==== EXERCISE DATA ====

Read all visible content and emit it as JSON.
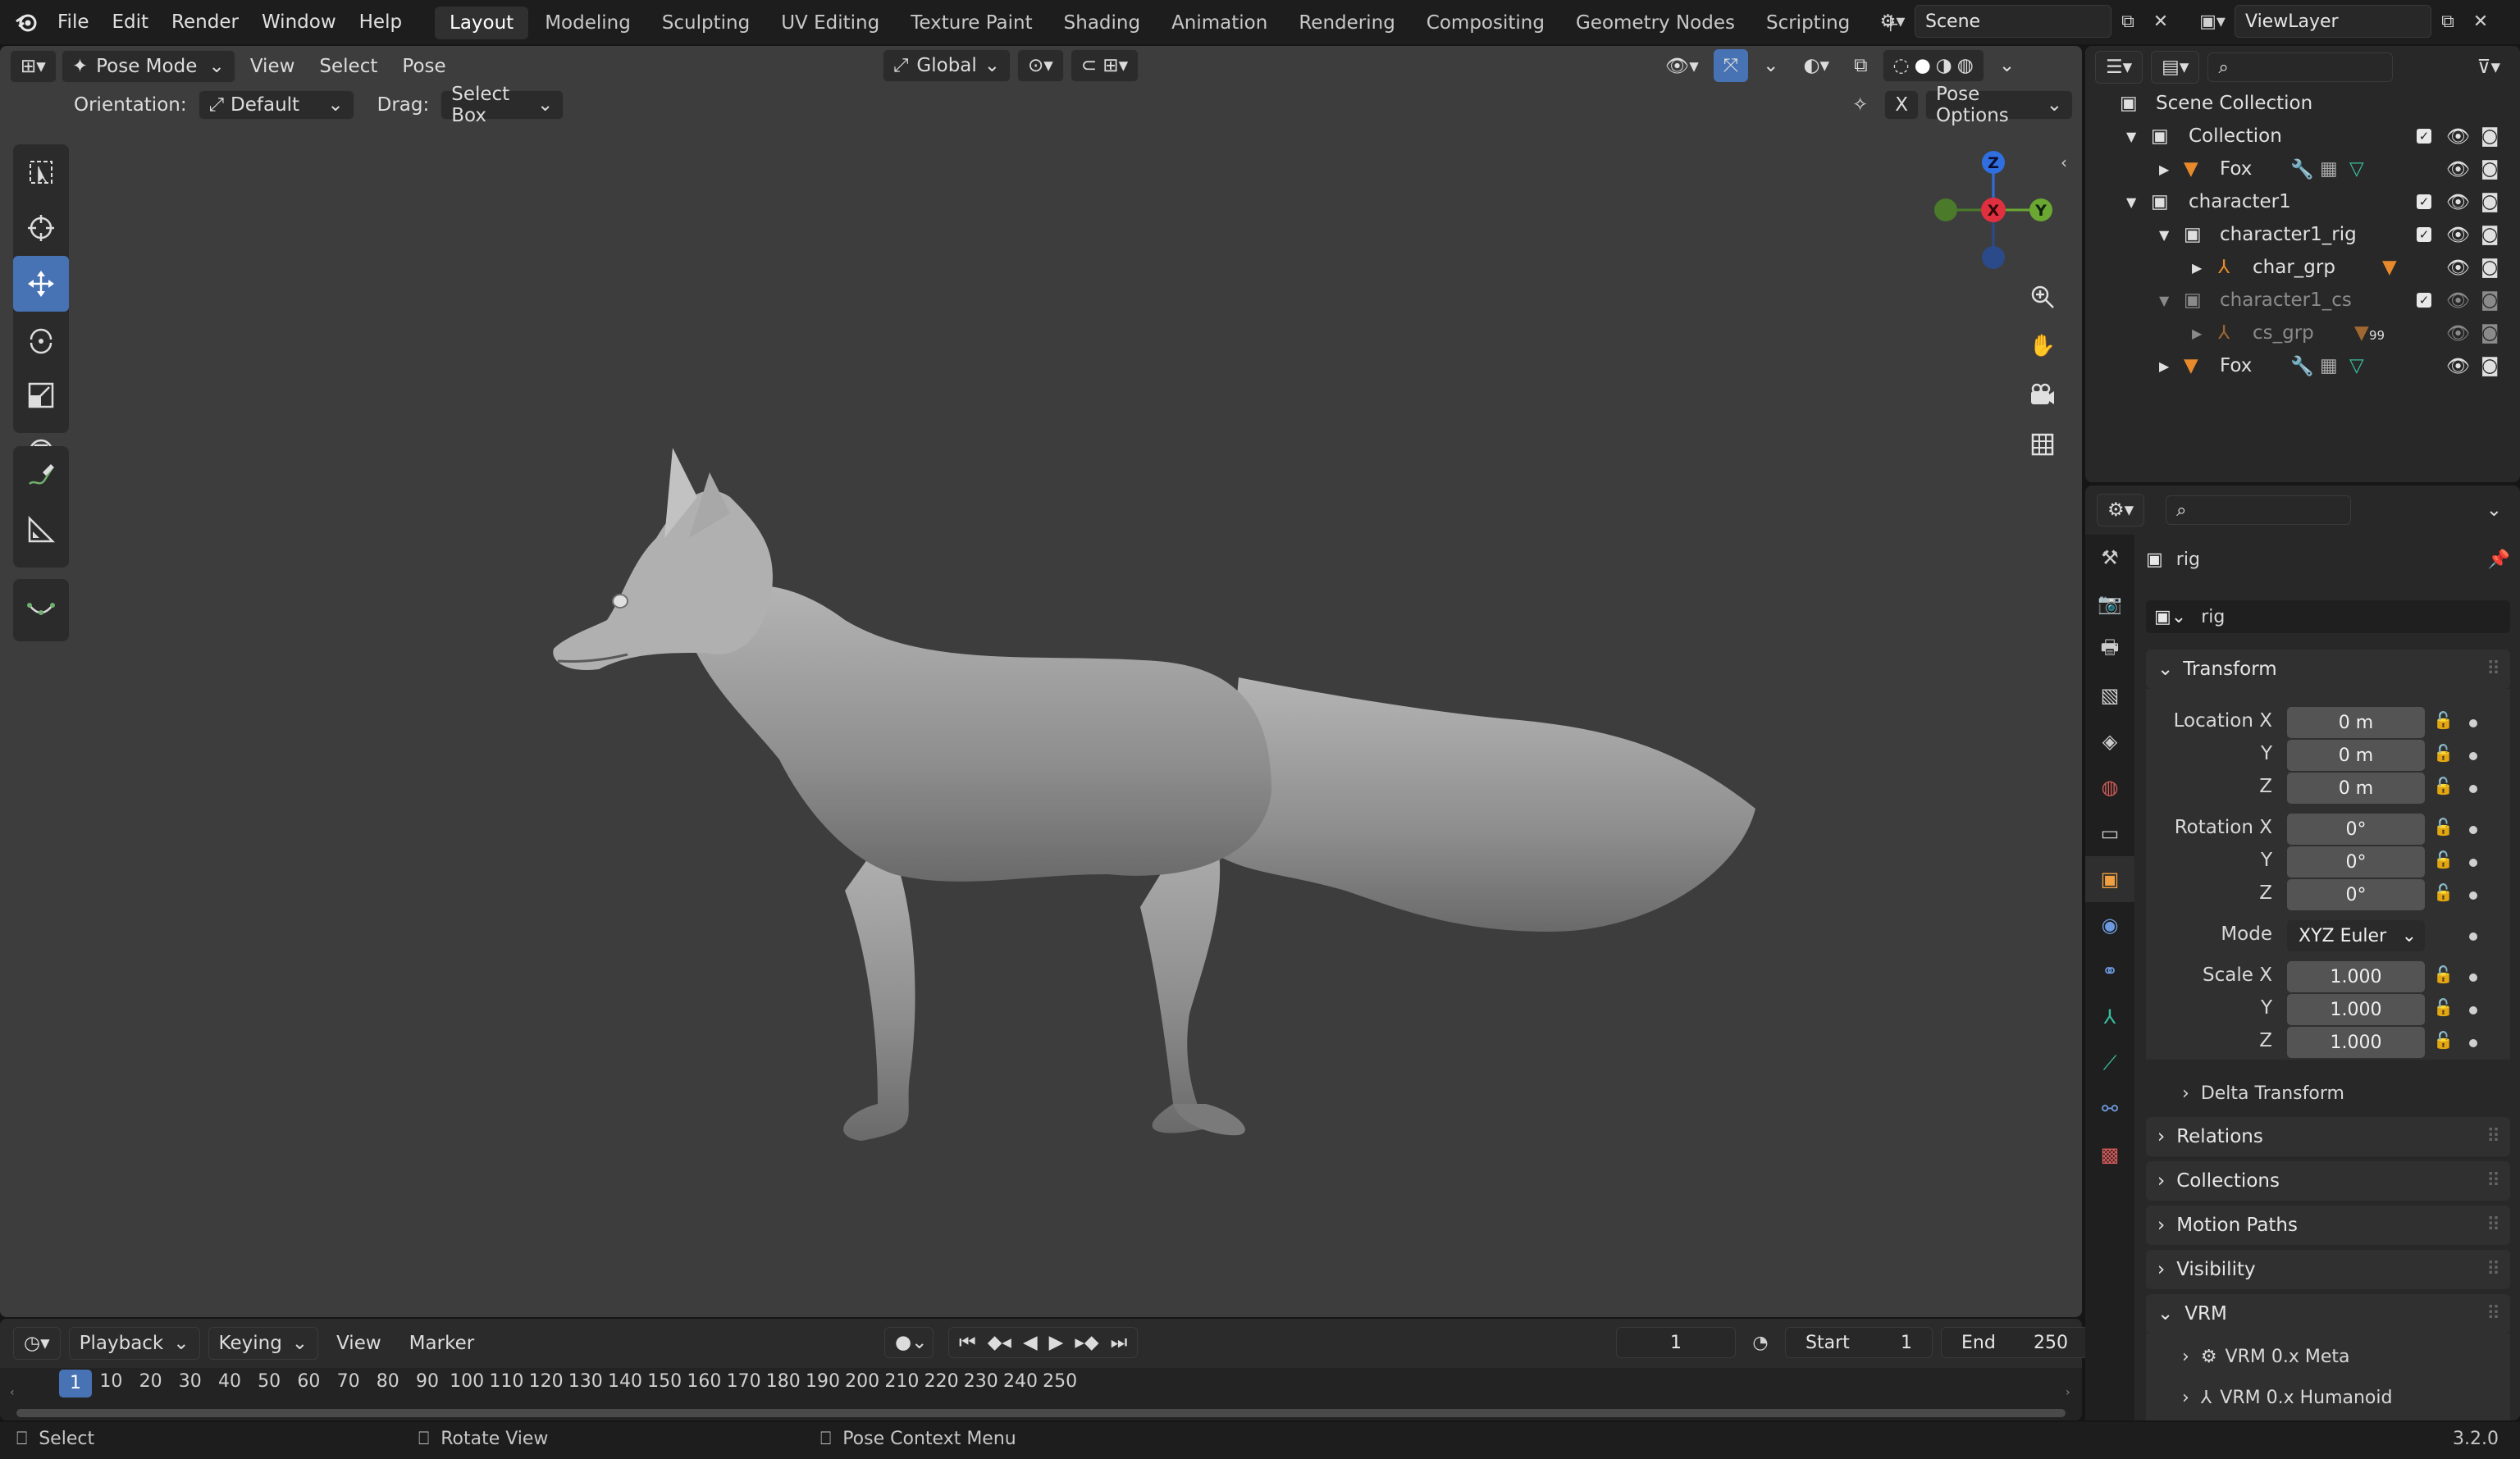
{
  "app": {
    "version": "3.2.0"
  },
  "menu": [
    "File",
    "Edit",
    "Render",
    "Window",
    "Help"
  ],
  "workspaces": [
    "Layout",
    "Modeling",
    "Sculpting",
    "UV Editing",
    "Texture Paint",
    "Shading",
    "Animation",
    "Rendering",
    "Compositing",
    "Geometry Nodes",
    "Scripting"
  ],
  "active_workspace": "Layout",
  "scene": {
    "name": "Scene"
  },
  "view_layer": {
    "name": "ViewLayer"
  },
  "viewport": {
    "mode": "Pose Mode",
    "menus": [
      "View",
      "Select",
      "Pose"
    ],
    "transform_orientation": "Global",
    "orientation_label": "Orientation:",
    "orientation_value": "Default",
    "drag_label": "Drag:",
    "drag_value": "Select Box",
    "pose_options": "Pose Options",
    "x_toggle": "X",
    "gizmo": {
      "z": "Z",
      "x": "X",
      "y": "Y"
    }
  },
  "outliner": {
    "root": "Scene Collection",
    "rows": [
      {
        "label": "Collection"
      },
      {
        "label": "Fox"
      },
      {
        "label": "character1"
      },
      {
        "label": "character1_rig"
      },
      {
        "label": "char_grp"
      },
      {
        "label": "character1_cs"
      },
      {
        "label": "cs_grp",
        "badge": "99"
      },
      {
        "label": "Fox"
      }
    ]
  },
  "properties": {
    "object_name": "rig",
    "datablock_name": "rig",
    "transform": {
      "title": "Transform",
      "location_label": "Location X",
      "rotation_label": "Rotation X",
      "scale_label": "Scale X",
      "mode_label": "Mode",
      "y_label": "Y",
      "z_label": "Z",
      "location": [
        "0 m",
        "0 m",
        "0 m"
      ],
      "rotation": [
        "0°",
        "0°",
        "0°"
      ],
      "mode": "XYZ Euler",
      "scale": [
        "1.000",
        "1.000",
        "1.000"
      ]
    },
    "subpanels": [
      "Delta Transform"
    ],
    "panels": [
      "Relations",
      "Collections",
      "Motion Paths",
      "Visibility",
      "VRM"
    ],
    "vrm_items": [
      "VRM 0.x Meta",
      "VRM 0.x Humanoid"
    ]
  },
  "timeline": {
    "menus": [
      "Playback",
      "Keying",
      "View",
      "Marker"
    ],
    "current_frame": "1",
    "start_label": "Start",
    "start": "1",
    "end_label": "End",
    "end": "250",
    "ruler": [
      "1",
      "10",
      "20",
      "30",
      "40",
      "50",
      "60",
      "70",
      "80",
      "90",
      "100",
      "110",
      "120",
      "130",
      "140",
      "150",
      "160",
      "170",
      "180",
      "190",
      "200",
      "210",
      "220",
      "230",
      "240",
      "250"
    ]
  },
  "statusbar": {
    "left": "Select",
    "middle": "Rotate View",
    "right": "Pose Context Menu"
  }
}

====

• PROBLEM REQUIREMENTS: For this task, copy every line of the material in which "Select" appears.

• WRITTEN SOLUTION:
      "Select",
    "drag_value": "Select Box",
    "left": "Select",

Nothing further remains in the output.